“I will save up $1200 for a new appliance in the next year to pay in cash instead of buying on credit.”
S: Once again, by selecting a specific amount to save, you’re giving yourself a target to achieve. Of course, you’ll want to do research to determine the amount you need to save. Also, you might want to set your goal a little higher to account for price changes.
M: If you take the total amount to save and divide it by 12, you’ll have the amount you need to hold back each month toward your goal. Doing this breaks up your goal into manageable chunks.
A: To account for the money you need to save, you can apply the money you’ve saved from eliminating your smallest debt or the money you’ve saved from a “no-spend month”.
R: Paying cash instead of using credit saves you in the long run. You eliminate interest charges. Plus, the whole process ensures that you’re buying out of necessity and not out of desire.
T: Setting the time limit for a year gives you time to save up the amount you need without putting a strain on your finances. It also requires that you plan ahead when it comes to replacing appliances. Also, if you plan ahead and don’t need to replace an appliance, you can set the money aside in case a major appliance quits working suddenly.
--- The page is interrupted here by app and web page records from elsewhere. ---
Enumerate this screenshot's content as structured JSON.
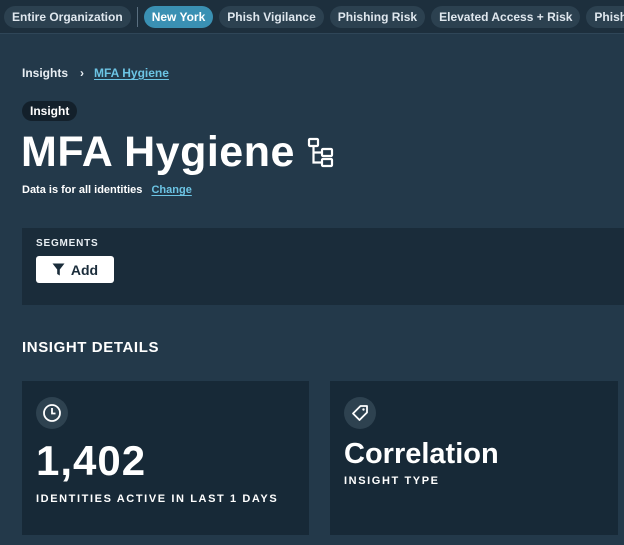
{
  "segment_bar": {
    "pills": [
      {
        "label": "Entire Organization",
        "active": false
      },
      {
        "label": "New York",
        "active": true
      },
      {
        "label": "Phish Vigilance",
        "active": false
      },
      {
        "label": "Phishing Risk",
        "active": false
      },
      {
        "label": "Elevated Access + Risk",
        "active": false
      },
      {
        "label": "Phish Clicked",
        "active": false
      }
    ]
  },
  "breadcrumb": {
    "root": "Insights",
    "separator": "›",
    "current": "MFA Hygiene"
  },
  "badge": "Insight",
  "title": "MFA Hygiene",
  "scope": {
    "text": "Data is for all identities",
    "change_link": "Change"
  },
  "segments": {
    "label": "SEGMENTS",
    "add_button": "Add"
  },
  "details": {
    "heading": "INSIGHT DETAILS",
    "cards": [
      {
        "icon": "clock-icon",
        "value": "1,402",
        "caption": "IDENTITIES ACTIVE IN LAST 1 DAYS"
      },
      {
        "icon": "tag-icon",
        "value": "Correlation",
        "caption": "INSIGHT TYPE"
      }
    ]
  },
  "colors": {
    "background": "#23394a",
    "topbar": "#1d2f3d",
    "active_pill": "#3a90b3",
    "link": "#6cc4e4",
    "card": "#172937"
  }
}
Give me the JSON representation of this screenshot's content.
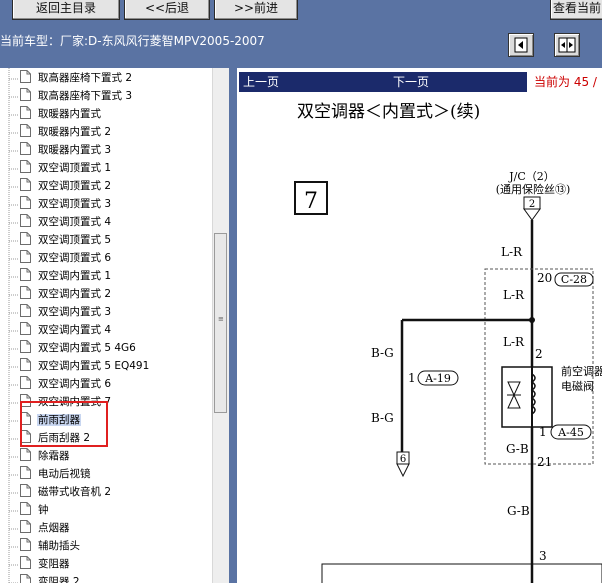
{
  "toolbar": {
    "back_to_index": "返回主目录",
    "back": "<<后退",
    "forward": ">>前进",
    "view_current": "查看当前"
  },
  "vehicle_info": "当前车型：厂家:D-东风风行菱智MPV2005-2007",
  "tree": {
    "items": [
      "取高器座椅下置式 2",
      "取高器座椅下置式 3",
      "取暖器内置式",
      "取暖器内置式 2",
      "取暖器内置式 3",
      "双空调顶置式 1",
      "双空调顶置式 2",
      "双空调顶置式 3",
      "双空调顶置式 4",
      "双空调顶置式 5",
      "双空调顶置式 6",
      "双空调内置式 1",
      "双空调内置式 2",
      "双空调内置式 3",
      "双空调内置式 4",
      "双空调内置式 5 4G6",
      "双空调内置式 5 EQ491",
      "双空调内置式 6",
      "双空调内置式 7",
      "前雨刮器",
      "后雨刮器 2",
      "除霜器",
      "电动后视镜",
      "磁带式收音机 2",
      "钟",
      "点烟器",
      "辅助插头",
      "变阻器",
      "变阻器 2"
    ],
    "selected_index": 19
  },
  "nav": {
    "prev": "上一页",
    "next": "下一页",
    "current": "当前为 45 /"
  },
  "diagram": {
    "title": "双空调器＜内置式＞(续)",
    "section_number": "7",
    "jc_label": "J/C（2）",
    "fuse_label": "(通用保险丝⑬)",
    "pin_j2": "2",
    "wire_lr_1": "L-R",
    "pin_20": "20",
    "conn_c28": "C-28",
    "wire_lr_2": "L-R",
    "wire_lr_3": "L-R",
    "pin_2": "2",
    "solenoid_label_1": "前空调器",
    "solenoid_label_2": "电磁阀",
    "wire_bg_1": "B-G",
    "pin_1a": "1",
    "conn_a19": "A-19",
    "wire_bg_2": "B-G",
    "pin_1b": "1",
    "conn_a45": "A-45",
    "wire_gb_1": "G-B",
    "pin_21": "21",
    "ground_6": "6",
    "wire_gb_2": "G-B",
    "pin_3": "3"
  }
}
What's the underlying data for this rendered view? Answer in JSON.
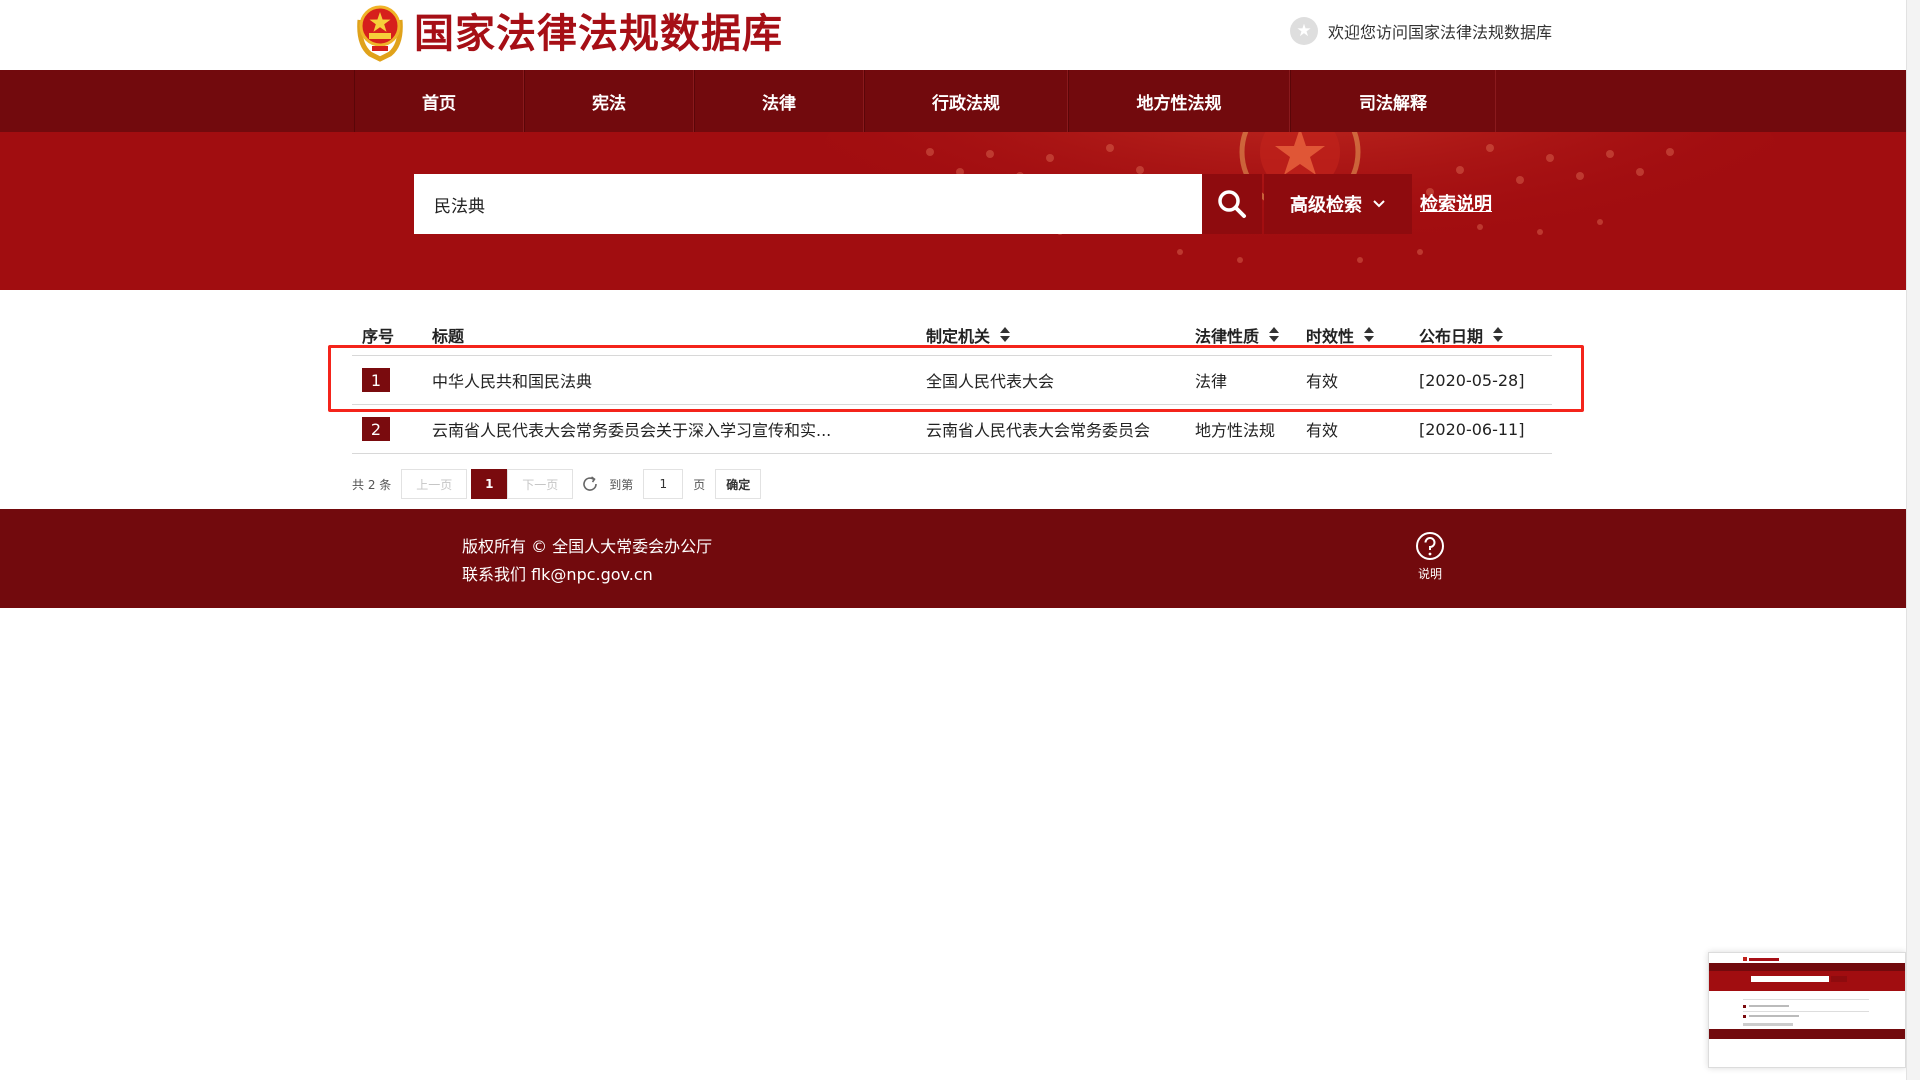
{
  "header": {
    "site_title": "国家法律法规数据库",
    "welcome_text": "欢迎您访问国家法律法规数据库",
    "star_icon": "star-icon"
  },
  "nav": {
    "items": [
      {
        "label": "首页"
      },
      {
        "label": "宪法"
      },
      {
        "label": "法律"
      },
      {
        "label": "行政法规"
      },
      {
        "label": "地方性法规"
      },
      {
        "label": "司法解释"
      }
    ]
  },
  "search": {
    "value": "民法典",
    "advanced_label": "高级检索",
    "help_label": "检索说明"
  },
  "table": {
    "headers": {
      "index": "序号",
      "title": "标题",
      "authority": "制定机关",
      "nature": "法律性质",
      "status": "时效性",
      "date": "公布日期"
    },
    "rows": [
      {
        "index": "1",
        "title": "中华人民共和国民法典",
        "authority": "全国人民代表大会",
        "nature": "法律",
        "status": "有效",
        "date": "[2020-05-28]"
      },
      {
        "index": "2",
        "title": "云南省人民代表大会常务委员会关于深入学习宣传和实...",
        "authority": "云南省人民代表大会常务委员会",
        "nature": "地方性法规",
        "status": "有效",
        "date": "[2020-06-11]"
      }
    ]
  },
  "pagination": {
    "total": "共 2 条",
    "prev": "上一页",
    "current": "1",
    "next": "下一页",
    "goto_prefix": "到第",
    "goto_value": "1",
    "goto_suffix": "页",
    "confirm": "确定"
  },
  "footer": {
    "copyright": "版权所有 © 全国人大常委会办公厅",
    "contact": "联系我们 flk@npc.gov.cn",
    "help_label": "说明"
  },
  "colors": {
    "brand_red": "#a60f16",
    "nav_dark": "#720a0d",
    "highlight": "#f4241b"
  }
}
15. Cancelling a subscription
“In the next week, I will choose one subscription service to cancel.”
S: You only have to choose one subscription service to cancel. Therefore, you need to take a look at all the subscription services you currently use and choose which one you need the least. Maybe, there’s one you really don’t use that much.
M: Once you’ve canceled one subscription service, you’ll have achieved your goal.
A: You can easily achieve this goal. If you’re like most people, you probably have multiple subscription services you subscribe to. You just have to decide which subscription you can do without.
R: Subscription services have become a fad. Whether it’s streaming services or a box of hygiene products, there are subscription services for various types of products. More importantly, they all cost money. Money that you could save by canceling one of your subscriptions.
T: One week is plenty of time to evaluate your current subscriptions to determine which one to cancel.
Final Thoughts on SMART Personal Financial Goals
Knowing your financial goals and putting them into the SMART format will get you on the path to a stable financial future. However, because we have all experienced the volatility of the economy and the job market, make sure your financial goals can be flexible and have some room for uncertainty.
Set aside time once or twice a year to go over your income, spending habits, and goals. Doing regular financial checkups will help ensure that your goals are well-informed, realistic, and relevant to your current wants and needs in life.
Adhering to your budget may be difficult at times, but as with most things, you will get better at it with time and experience. Practice making SMART goals like the ones outlined in this article to stay one step ahead of economic uncertainties and start increasing your net worth.
If you’re a visual person, in addition to your SMART goals, you can use a vision board to help you achieve financial freedom.
Finally, if you want to take your goal-setting efforts to the next level, check out this FREE printable worksheet and a step-by-step process that will help you set effective SMART goals.
Connie Mathers is a professional editor and freelance writer. She holds a Bachelor’s Degree in Marketing and a Master’s Degree in Social Work. When she is not writing, Connie is either spending time with her daughter and two dogs, running, or working at her full-time job as a social worker in Richmond, VA.